Cam is an adorable rake, mostly because he’s quite earnest about his rakishness, and yet he has a healthy respect for women. He plays the part of bored sophisticate so well, but when it comes to the theater and Maggie’s work, he’s as excitable as a puppy dog. He’s remarkably insightful, too, and I loved the way he keeps Maggie unsettled. And that moment of triumph at the end? Let’s just say I would’ve paid good money for a front-row seat to that performance!
In society circles she’s known as the Watching Wallflower—shy, quiet, and certainly never scandalous. Yet beneath Lady Sarah Frampton’s demure façade hides the mind of The Lady of Dubious Quality, author of the most titillating erotic fiction the ton has ever seen. Sarah knows discovery would lead to her ruin, but marriage—to a vicar, no less—could help protect her from slander. An especially tempting option when the clergyman in question is the handsome, intriguing Jeremy Cleland.
Tasked with unmasking London’s most scandalous author by his powerful family, Jeremy has no idea that his beautiful, innocent bride is the very woman he seeks to destroy. His mission must remain a secret, even from the new wife who stirs his deepest longings. Yet when the truth comes to light, Sarah and Jeremy’s newfound love will be tested. Will Sarah’s secret identity tear them apart or will the temptations of his wallflower wife prove too wicked to resist?
It is just ridiculous how much I enjoyed this novel, even despite knowing I wouldn’t have another novel to read right after this one. Honestly, I would’ve given it six stars if I could have.
Whereas books 1 and 2 of the series had us cheering for rakish lords who dared scandal to wed women who were not of the aristocratic class and writers to boot, this one turns that pattern on its ear. Jeremy is a vicar, and he’s the next best thing to a virgin, while Sarah is the daughter of a duke who spends her time penning (or quilling) erotic novels. I hardly expected this to be the sexiest book of the three, but the author probably anticipated that and wrote this novel while mentally rubbing her hands in glee. What I loved was that both characters were highly intelligent, witty, and insightful—which is exactly why they instantly become the biggest threats to the sanctity of each other’s secrets.

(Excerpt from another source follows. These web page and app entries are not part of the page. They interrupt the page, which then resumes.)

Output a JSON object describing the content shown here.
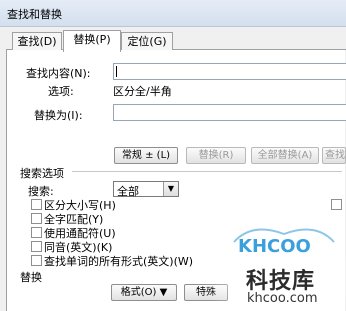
{
  "window": {
    "title": "查找和替换"
  },
  "tabs": [
    {
      "label": "查找(D)"
    },
    {
      "label": "替换(P)"
    },
    {
      "label": "定位(G)"
    }
  ],
  "find": {
    "label": "查找内容(N):",
    "value": ""
  },
  "options": {
    "label": "选项:",
    "value": "区分全/半角"
  },
  "replace": {
    "label": "替换为(I):",
    "value": ""
  },
  "buttons": {
    "more": "常规 ± (L)",
    "replace": "替换(R)",
    "replace_all": "全部替换(A)",
    "find_next": "查找"
  },
  "search_options": {
    "title": "搜索选项",
    "search_label": "搜索:",
    "search_value": "全部",
    "checkboxes": [
      {
        "label": "区分大小写(H)",
        "checked": false
      },
      {
        "label": "全字匹配(Y)",
        "checked": false
      },
      {
        "label": "使用通配符(U)",
        "checked": false
      },
      {
        "label": "同音(英文)(K)",
        "checked": false
      },
      {
        "label": "查找单词的所有形式(英文)(W)",
        "checked": false
      }
    ]
  },
  "replace_section": {
    "title": "替换",
    "format_btn": "格式(O) ▼",
    "special_btn": "特殊"
  },
  "watermark": {
    "logo": "KHCOO",
    "name": "科技库",
    "url": "khcoo.com"
  },
  "colors": {
    "titlebar": "#dbe5f1",
    "panel": "#ffffff",
    "window": "#f0f0f0"
  }
}
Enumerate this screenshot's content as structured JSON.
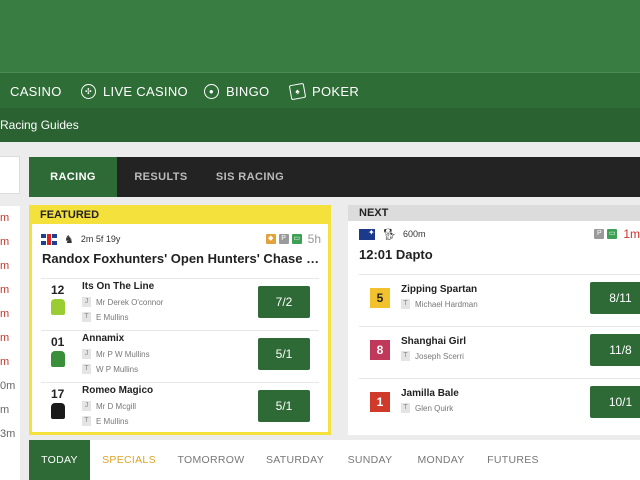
{
  "nav": {
    "items": [
      {
        "label": "CASINO",
        "icon": "none"
      },
      {
        "label": "LIVE CASINO",
        "icon": "roulette-icon"
      },
      {
        "label": "BINGO",
        "icon": "bingo-ball-icon"
      },
      {
        "label": "POKER",
        "icon": "poker-cards-icon"
      }
    ]
  },
  "subnav": {
    "label": "Racing Guides"
  },
  "sidebar": {
    "items": [
      "m",
      "m",
      "m",
      "m",
      "m",
      "m",
      "m",
      "0m",
      "m",
      "3m"
    ]
  },
  "racing_tabs": [
    "RACING",
    "RESULTS",
    "SIS RACING"
  ],
  "featured": {
    "header": "FEATURED",
    "distance": "2m 5f 19y",
    "countdown": "5h",
    "title": "Randox Foxhunters' Open Hunters' Chase (Nat...",
    "runners": [
      {
        "number": "12",
        "name": "Its On The Line",
        "jockey": "Mr Derek O'connor",
        "trainer": "E Mullins",
        "odds": "7/2",
        "silks_color": "#9acd32"
      },
      {
        "number": "01",
        "name": "Annamix",
        "jockey": "Mr P W Mullins",
        "trainer": "W P Mullins",
        "odds": "5/1",
        "silks_color": "#3a8f3a"
      },
      {
        "number": "17",
        "name": "Romeo Magico",
        "jockey": "Mr D Mcgill",
        "trainer": "E Mullins",
        "odds": "5/1",
        "silks_color": "#1a1a1a"
      }
    ],
    "jockey_tag": "J",
    "trainer_tag": "T"
  },
  "next": {
    "header": "NEXT",
    "distance": "600m",
    "countdown": "1m",
    "title": "12:01 Dapto",
    "runners": [
      {
        "number": "5",
        "name": "Zipping Spartan",
        "trainer": "Michael Hardman",
        "odds": "8/11",
        "badge_color": "#f2c12e",
        "badge_text_color": "#222"
      },
      {
        "number": "8",
        "name": "Shanghai Girl",
        "trainer": "Joseph Scerri",
        "odds": "11/8",
        "badge_color": "#c0395a",
        "badge_text_color": "#fff"
      },
      {
        "number": "1",
        "name": "Jamilla Bale",
        "trainer": "Glen Quirk",
        "odds": "10/1",
        "badge_color": "#d03a2b",
        "badge_text_color": "#fff"
      }
    ],
    "trainer_tag": "T"
  },
  "day_tabs": [
    "TODAY",
    "SPECIALS",
    "TOMORROW",
    "SATURDAY",
    "SUNDAY",
    "MONDAY",
    "FUTURES"
  ],
  "colors": {
    "brand_green": "#3a7d43",
    "accent_yellow": "#f5e13c",
    "odds_button": "#2d6a36"
  }
}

As a series-ender, it’s a humdinger, made ever more sweeter because we see a bit of the two other couples at various points in the novel. And it’s in this book that Daniel, Viscount Marwood, utters my favorite line in the whole trilogy: “It’s about more than the lure of sexual satisfaction. You must remember that every woman you encounter is a human being, with thoughts, feelings, and ideas of her own. Treat her with respect, never as an object of for sating your lusts. There is no such thing as a conquest. Conquering is for bullies. A seduction is for both parties, not just the man’s gratification.”
If you’re in the US, Avon is hosting a giveaway for print copies of The Wicked Quills of London books 1 & 2: Forever Your Earl and Scandal Takes the Stage.